Krebs’ proposal sets flat numbers for both partisan and independent candidates in counties that have vote centers:
• 50 signatures for a legislative candidate whose district either in whole or in part includes a county with a vote center;
• 30 signatures for a county candidate;
• 15 signatures for a county commissioner candidate in which there are commission districts, and
• Five signatures for new party legislative candidates whose district either in whole or in part includes a county with a vote center.
The existing signature requirements would remain in place for counties that don’t have vote centers.
Brown, Brookings, Hughes, Hyde, Potter, Sully and Yankton counties use vote centers. That means registered voters may cast ballots at any established polling place in the county as opposed to their designated precincts.
To track precinct results, each vote center in Brown County would have needed to have more than 30 ballots on hand in November, Krebs said.
She said candidates, including Democrat Susan Wismer, of Britton, called her before last year’s election with questions about the number of signatures needed.
Krebs said another reason she prefers precincts to vote centers is that candidates and others like to look at precinct numbers, as they reveal a lot about voters.
In some areas, the new numbers would require candidates to collect more signatures, which Rep. Spencer Howley, D-Brookings, noted he doesn’t like. But, he conceded, the new guidelines make sense given there are not precinct numbers available in vote center counties. Besides, he said, any candidate who can’t gather 50 signatures probably shouldn’t be running for office.
The signature number changes are just one part of multifaceted House Bill 1037, which was moved to the full House on an 11-0 vote. Among other things, the measure:

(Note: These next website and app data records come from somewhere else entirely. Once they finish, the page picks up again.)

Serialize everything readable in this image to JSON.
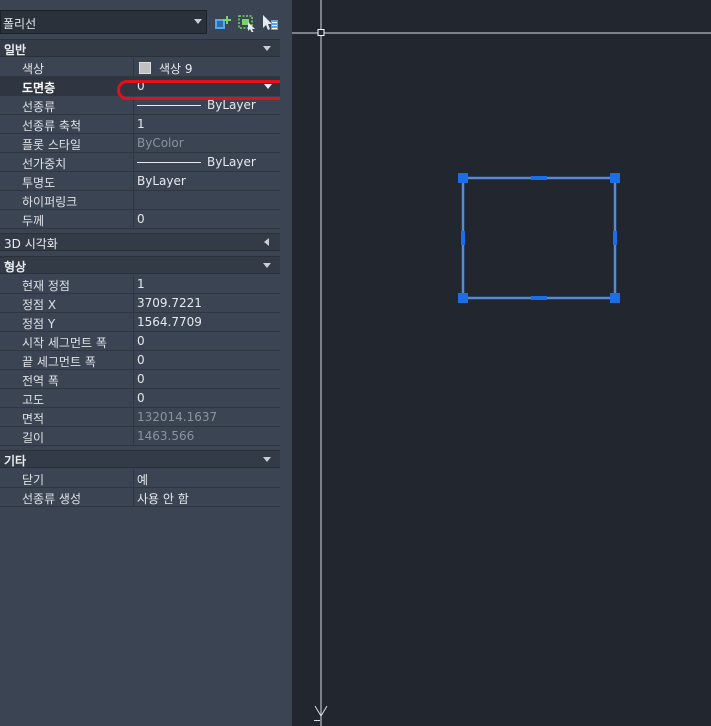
{
  "object_selector": {
    "value": "폴리선"
  },
  "toolbar": [
    {
      "name": "quick-select-icon"
    },
    {
      "name": "select-objects-icon"
    },
    {
      "name": "toggle-pickadd-icon"
    }
  ],
  "sections": {
    "general": {
      "title": "일반",
      "rows": [
        {
          "label": "색상",
          "value": "색상 9",
          "kind": "color",
          "color": "#c0c0c0"
        },
        {
          "label": "도면층",
          "value": "0",
          "kind": "dropdown",
          "selected": true
        },
        {
          "label": "선종류",
          "value": "ByLayer",
          "kind": "linetype"
        },
        {
          "label": "선종류 축척",
          "value": "1"
        },
        {
          "label": "플롯 스타일",
          "value": "ByColor",
          "dim": true
        },
        {
          "label": "선가중치",
          "value": "ByLayer",
          "kind": "linetype"
        },
        {
          "label": "투명도",
          "value": "ByLayer"
        },
        {
          "label": "하이퍼링크",
          "value": ""
        },
        {
          "label": "두께",
          "value": "0"
        }
      ]
    },
    "viz3d": {
      "title": "3D 시각화",
      "collapsed": true
    },
    "geometry": {
      "title": "형상",
      "rows": [
        {
          "label": "현재 정점",
          "value": "1"
        },
        {
          "label": "정점 X",
          "value": "3709.7221"
        },
        {
          "label": "정점 Y",
          "value": "1564.7709"
        },
        {
          "label": "시작 세그먼트 폭",
          "value": "0"
        },
        {
          "label": "끝 세그먼트 폭",
          "value": "0"
        },
        {
          "label": "전역 폭",
          "value": "0"
        },
        {
          "label": "고도",
          "value": "0"
        },
        {
          "label": "면적",
          "value": "132014.1637",
          "dim": true
        },
        {
          "label": "길이",
          "value": "1463.566",
          "dim": true
        }
      ]
    },
    "misc": {
      "title": "기타",
      "rows": [
        {
          "label": "닫기",
          "value": "예"
        },
        {
          "label": "선종류 생성",
          "value": "사용 안 함"
        }
      ]
    }
  },
  "colors": {
    "selection_blue": "#1a6fe8",
    "annotation_red": "#e50f1b"
  }
}
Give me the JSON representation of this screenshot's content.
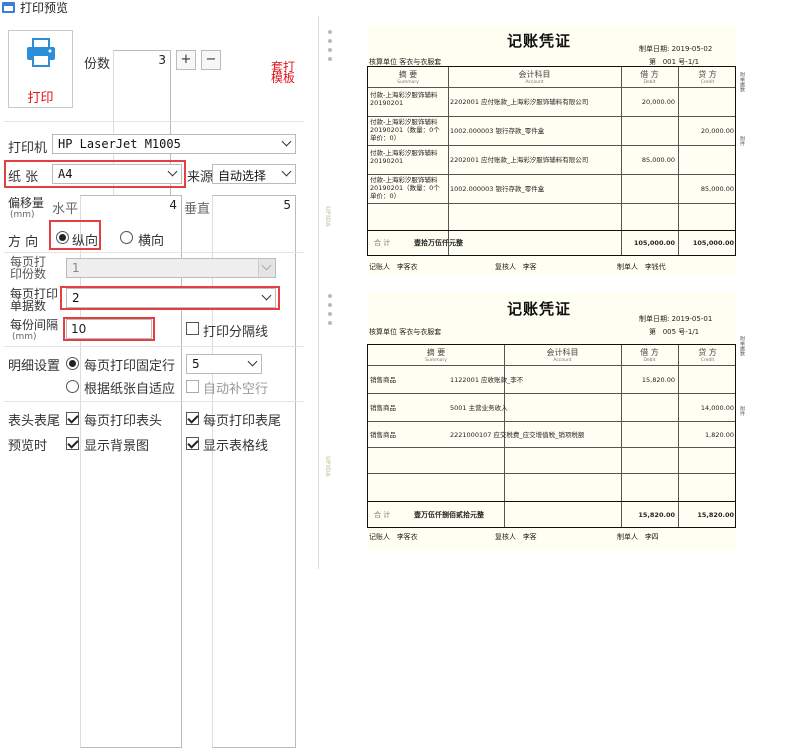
{
  "window": {
    "title": "打印预览"
  },
  "print_button": {
    "label": "打印"
  },
  "copies": {
    "label": "份数",
    "value": "3",
    "plus": "+",
    "minus": "−"
  },
  "template_link": "套打模板",
  "printer": {
    "label": "打印机",
    "value": "HP LaserJet M1005"
  },
  "paper": {
    "label": "纸  张",
    "value": "A4",
    "source_label": "来源",
    "source_value": "自动选择"
  },
  "offset": {
    "label": "偏移量",
    "unit": "(mm)",
    "horizontal_label": "水平",
    "horizontal_value": "4",
    "vertical_label": "垂直",
    "vertical_value": "5"
  },
  "orientation": {
    "label": "方  向",
    "portrait": "纵向",
    "landscape": "横向",
    "selected": "portrait"
  },
  "copies_per_page": {
    "label": "每页打印份数",
    "value": "1"
  },
  "docs_per_page": {
    "label": "每页打印单据数",
    "value": "2"
  },
  "copy_interval": {
    "label": "每份间隔",
    "unit": "(mm)",
    "value": "10",
    "print_separator": "打印分隔线"
  },
  "detail": {
    "label": "明细设置",
    "fixed_rows": "每页打印固定行",
    "fixed_rows_value": "5",
    "adaptive": "根据纸张自适应",
    "auto_fill": "自动补空行"
  },
  "header_footer": {
    "label": "表头表尾",
    "print_header": "每页打印表头",
    "print_footer": "每页打印表尾"
  },
  "preview": {
    "label": "预览时",
    "show_bg": "显示背景图",
    "show_grid": "显示表格线"
  },
  "vouchers": [
    {
      "title": "记账凭证",
      "date_label": "制单日期:",
      "date": "2019-05-02",
      "unit_label": "核算单位",
      "unit": "客衣与衣服套",
      "no_label": "第",
      "no": "001",
      "no_suffix": "号-1/1",
      "headers": {
        "summary": "摘 要",
        "summary_en": "Summary",
        "account": "会计科目",
        "account_en": "Account",
        "debit": "借 方",
        "debit_en": "Debit",
        "credit": "贷 方",
        "credit_en": "Credit"
      },
      "rows": [
        {
          "summary": "付款-上海彩汐服饰辅料 20190201",
          "account": "2202001 应付账款_上海彩汐服饰辅料有限公司",
          "debit": "20,000.00",
          "credit": ""
        },
        {
          "summary": "付款-上海彩汐服饰辅料 20190201（数量：0个 单价：0）",
          "account": "1002.000003 银行存款_零件盒",
          "debit": "",
          "credit": "20,000.00"
        },
        {
          "summary": "付款-上海彩汐服饰辅料 20190201",
          "account": "2202001 应付账款_上海彩汐服饰辅料有限公司",
          "debit": "85,000.00",
          "credit": ""
        },
        {
          "summary": "付款-上海彩汐服饰辅料 20190201（数量：0个 单价：0）",
          "account": "1002.000003 银行存款_零件盒",
          "debit": "",
          "credit": "85,000.00"
        }
      ],
      "total_label": "合 计",
      "total_words": "壹拾万伍仟元整",
      "total_debit": "105,000.00",
      "total_credit": "105,000.00",
      "bookkeeper_label": "记账人",
      "bookkeeper": "李客衣",
      "reviewer_label": "复核人",
      "reviewer": "李客",
      "preparer_label": "制单人",
      "preparer": "李钱代",
      "side_labels": [
        "附单据数",
        "附件"
      ]
    },
    {
      "title": "记账凭证",
      "date_label": "制单日期:",
      "date": "2019-05-01",
      "unit_label": "核算单位",
      "unit": "客衣与衣服套",
      "no_label": "第",
      "no": "005",
      "no_suffix": "号-1/1",
      "headers": {
        "summary": "摘 要",
        "summary_en": "Summary",
        "account": "会计科目",
        "account_en": "Account",
        "debit": "借 方",
        "debit_en": "Debit",
        "credit": "贷 方",
        "credit_en": "Credit"
      },
      "rows": [
        {
          "summary": "销售商品",
          "account": "1122001 应收账款_李不",
          "debit": "15,820.00",
          "credit": ""
        },
        {
          "summary": "销售商品",
          "account": "5001 主营业务收入",
          "debit": "",
          "credit": "14,000.00"
        },
        {
          "summary": "销售商品",
          "account": "2221000107 应交税费_应交增值税_销项税额",
          "debit": "",
          "credit": "1,820.00"
        },
        {
          "summary": "",
          "account": "",
          "debit": "",
          "credit": ""
        },
        {
          "summary": "",
          "account": "",
          "debit": "",
          "credit": ""
        }
      ],
      "total_label": "合 计",
      "total_words": "壹万伍仟捌佰贰拾元整",
      "total_debit": "15,820.00",
      "total_credit": "15,820.00",
      "bookkeeper_label": "记账人",
      "bookkeeper": "李客衣",
      "reviewer_label": "复核人",
      "reviewer": "李客",
      "preparer_label": "制单人",
      "preparer": "李四",
      "side_labels": [
        "附单据数",
        "附件"
      ]
    }
  ]
}
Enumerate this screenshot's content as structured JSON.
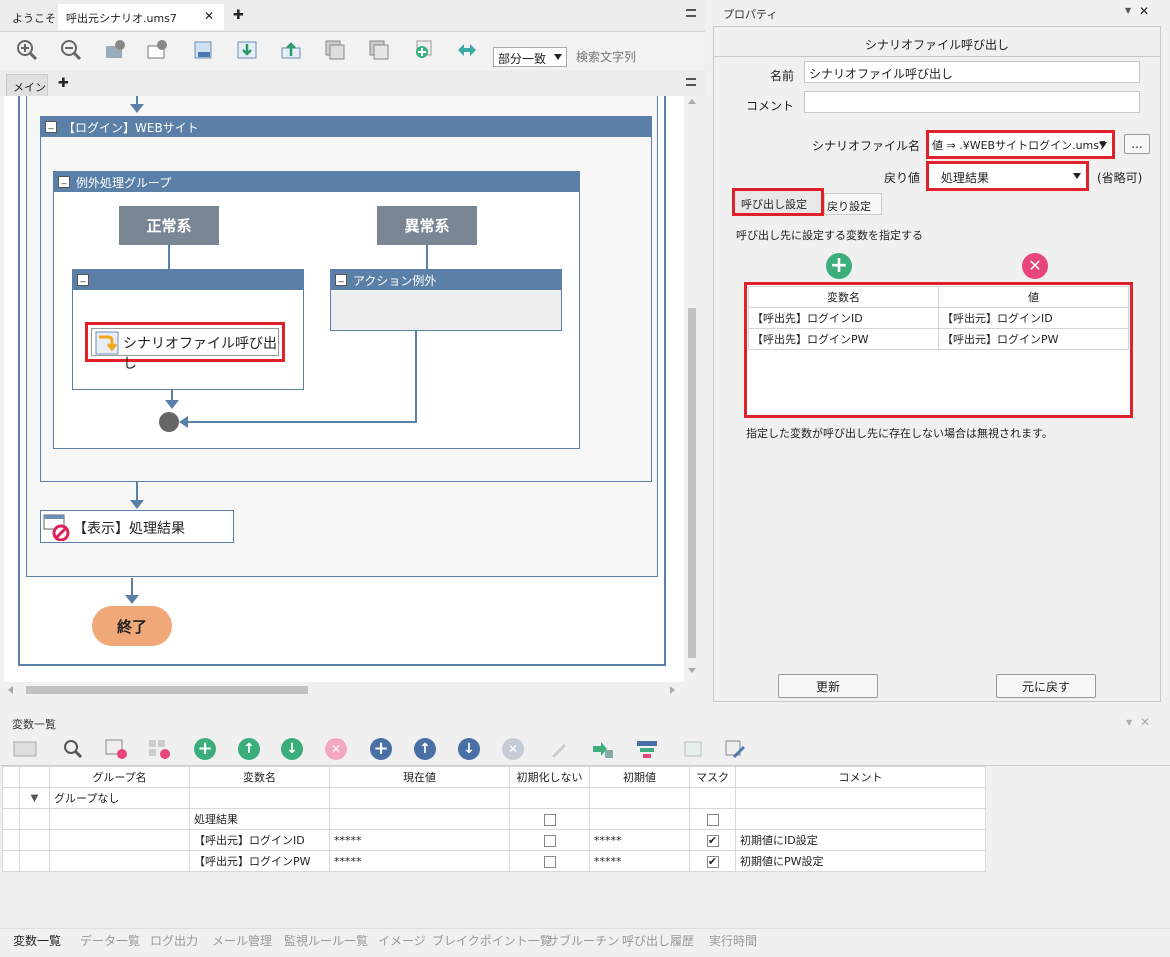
{
  "editor": {
    "tabs": [
      "ようこそ",
      "呼出元シナリオ.ums7"
    ],
    "close_glyph": "✕",
    "add_glyph": "✚",
    "menu_glyph": "▬",
    "match_mode": "部分一致",
    "search_placeholder": "検索文字列",
    "subtabs": [
      "メイン"
    ],
    "flow": {
      "login_group": "【ログイン】WEBサイト",
      "exception_group": "例外処理グループ",
      "normal": "正常系",
      "abnormal": "異常系",
      "action_exception": "アクション例外",
      "scenario_call": "シナリオファイル呼び出し",
      "display_result": "【表示】処理結果",
      "end": "終了",
      "min_glyph": "_"
    }
  },
  "properties": {
    "title": "プロパティ",
    "header": "シナリオファイル呼び出し",
    "name_label": "名前",
    "name_value": "シナリオファイル呼び出し",
    "comment_label": "コメント",
    "comment_value": "",
    "file_label": "シナリオファイル名",
    "file_value": "値 ⇒ .¥WEBサイトログイン.ums7",
    "browse": "...",
    "return_label": "戻り値",
    "return_value": "処理結果",
    "optional": "(省略可)",
    "tab_call": "呼び出し設定",
    "tab_return": "戻り設定",
    "desc": "呼び出し先に設定する変数を指定する",
    "col_name": "変数名",
    "col_value": "値",
    "rows": [
      {
        "name": "【呼出先】ログインID",
        "value": "【呼出元】ログインID"
      },
      {
        "name": "【呼出先】ログインPW",
        "value": "【呼出元】ログインPW"
      }
    ],
    "note": "指定した変数が呼び出し先に存在しない場合は無視されます。",
    "update": "更新",
    "revert": "元に戻す",
    "pin_glyph": "▼",
    "close_glyph": "✕"
  },
  "variables": {
    "title": "変数一覧",
    "headers": [
      "グループ名",
      "変数名",
      "現在値",
      "初期化しない",
      "初期値",
      "マスク",
      "コメント"
    ],
    "group_row": "グループなし",
    "expand_glyph": "▼",
    "check_glyph": "✔",
    "rows": [
      {
        "name": "処理結果",
        "current": "",
        "noinit": false,
        "initial": "",
        "mask": false,
        "comment": ""
      },
      {
        "name": "【呼出元】ログインID",
        "current": "*****",
        "noinit": false,
        "initial": "*****",
        "mask": true,
        "comment": "初期値にID設定"
      },
      {
        "name": "【呼出元】ログインPW",
        "current": "*****",
        "noinit": false,
        "initial": "*****",
        "mask": true,
        "comment": "初期値にPW設定"
      }
    ]
  },
  "bottom_tabs": [
    "変数一覧",
    "データ一覧",
    "ログ出力",
    "メール管理",
    "監視ルール一覧",
    "イメージ",
    "ブレイクポイント一覧",
    "サブルーチン",
    "呼び出し履歴",
    "実行時間"
  ],
  "colors": {
    "accent_red": "#e2202a",
    "group_blue": "#5b80a8",
    "end_orange": "#f0a878",
    "green": "#3cae7c",
    "pink": "#e8457a",
    "blue": "#4a6fa5"
  }
}
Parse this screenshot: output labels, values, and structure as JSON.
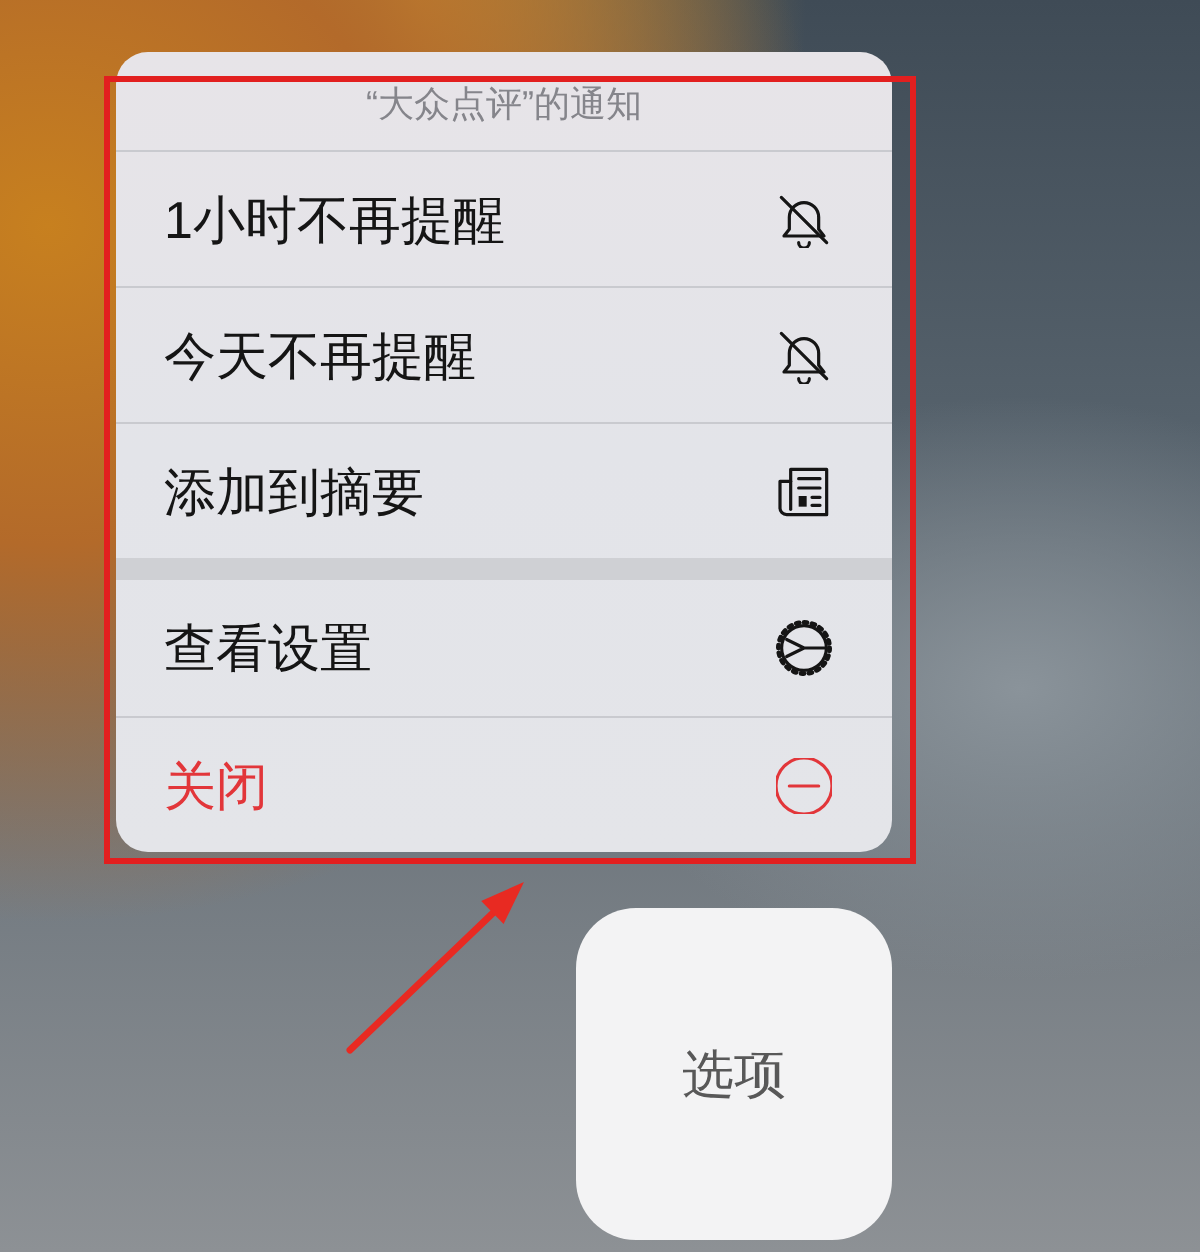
{
  "menu": {
    "title": "“大众点评”的通知",
    "sections": [
      {
        "items": [
          {
            "label": "1小时不再提醒",
            "kind": "mute"
          },
          {
            "label": "今天不再提醒",
            "kind": "mute"
          },
          {
            "label": "添加到摘要",
            "kind": "summary"
          }
        ]
      },
      {
        "items": [
          {
            "label": "查看设置",
            "kind": "settings"
          },
          {
            "label": "关闭",
            "kind": "destructive"
          }
        ]
      }
    ]
  },
  "options_button": {
    "label": "选项"
  }
}
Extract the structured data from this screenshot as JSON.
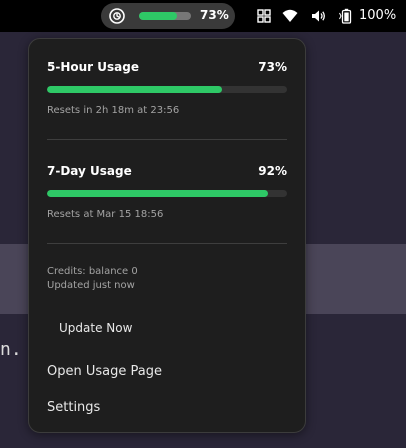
{
  "topbar": {
    "usage_indicator": {
      "percent_label": "73%",
      "fill_fraction": 0.73,
      "icon": "claude-logo-icon"
    },
    "tray": {
      "icons": [
        "apps-grid-icon",
        "wifi-icon",
        "volume-icon",
        "battery-icon"
      ],
      "battery_label": "100%"
    }
  },
  "popup": {
    "five_hour": {
      "title": "5-Hour Usage",
      "percent_label": "73%",
      "fill_fraction": 0.73,
      "resets": "Resets in 2h 18m at 23:56"
    },
    "seven_day": {
      "title": "7-Day Usage",
      "percent_label": "92%",
      "fill_fraction": 0.92,
      "resets": "Resets at Mar 15 18:56"
    },
    "credits": "Credits: balance 0",
    "updated": "Updated just now",
    "menu": {
      "update_now": "Update Now",
      "open_usage_page": "Open Usage Page",
      "settings": "Settings"
    }
  },
  "background": {
    "terminal_fragment": "n."
  },
  "colors": {
    "accent_green": "#2ec866",
    "popup_bg": "#1e1e1e",
    "topbar_bg": "#000000"
  }
}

• Requires that nominating petitions be “self-contained” sheets of paper.
That, Krebs said, means they have to be printed with a front and a back so voters know what they’re signing.
In other words, a candidate can’t circulate a sheet with just signature lines on it.
• Clarifies that a candidate must sign a declaration of candidacy before circulating petitions.
• Clarifies that a “secondary” election is a runoff election.
• Clarifies that candidates for applicable offices may start collecting signatures at the first second of a new year as opposed to 8 a.m. Jan. 1.
• Requires that independent gubernatorial candidates name their lieutenant governor candidates and that independent presidential candidates name their running mates before circulating nominating petitions.
• Requires political parties that do not have primary elections to set a process by which they select their delegates and alternates to the national convention and notify the secretary of state’s office of that process.
The other measure Krebs discussed was Senate Bill 1035. It stipulates scenarios in which challenges to statewide ballot petitions be made in court as opposed to her office.
For instance, she said, her staff can check names and addresses and whether a petition has a notary seal. But there’s no way workers can know whether a petition was signed in the presence of a circulator, as the law required. In that case, a judge would have to make a ruling after hearing evidence, she said.
The same guidelines would also apply to cities, counties and school districts when they oversee elections.
“We could be challenged to infinity,” Krebs said.
And, in fact, the two bills she pitched were the result of ballot challenges last year that resulted in five lawsuits.
• Requires that paper copies of nominating petitions be delivered to Krebs’ office by 5 p.m. deadline day. Last year, she said, one batch arrived electronically at 4:57 p.m. That scenario isn’t now covered by state law, she said.
• Requires that her office notify sponsors of ballot measures by certified mail whether they are approved or not.
• Prohibits political parties from paying petition circulators per signature. A violation would be a misdemeanor.
The measure was moved to the full House on an 11-0 committee vote.
Krebs said the state’s nonpartisan election board has discussed both bills. She said Judge Mark Barnett suggested the changes to election laws while handling petition-related lawsuits.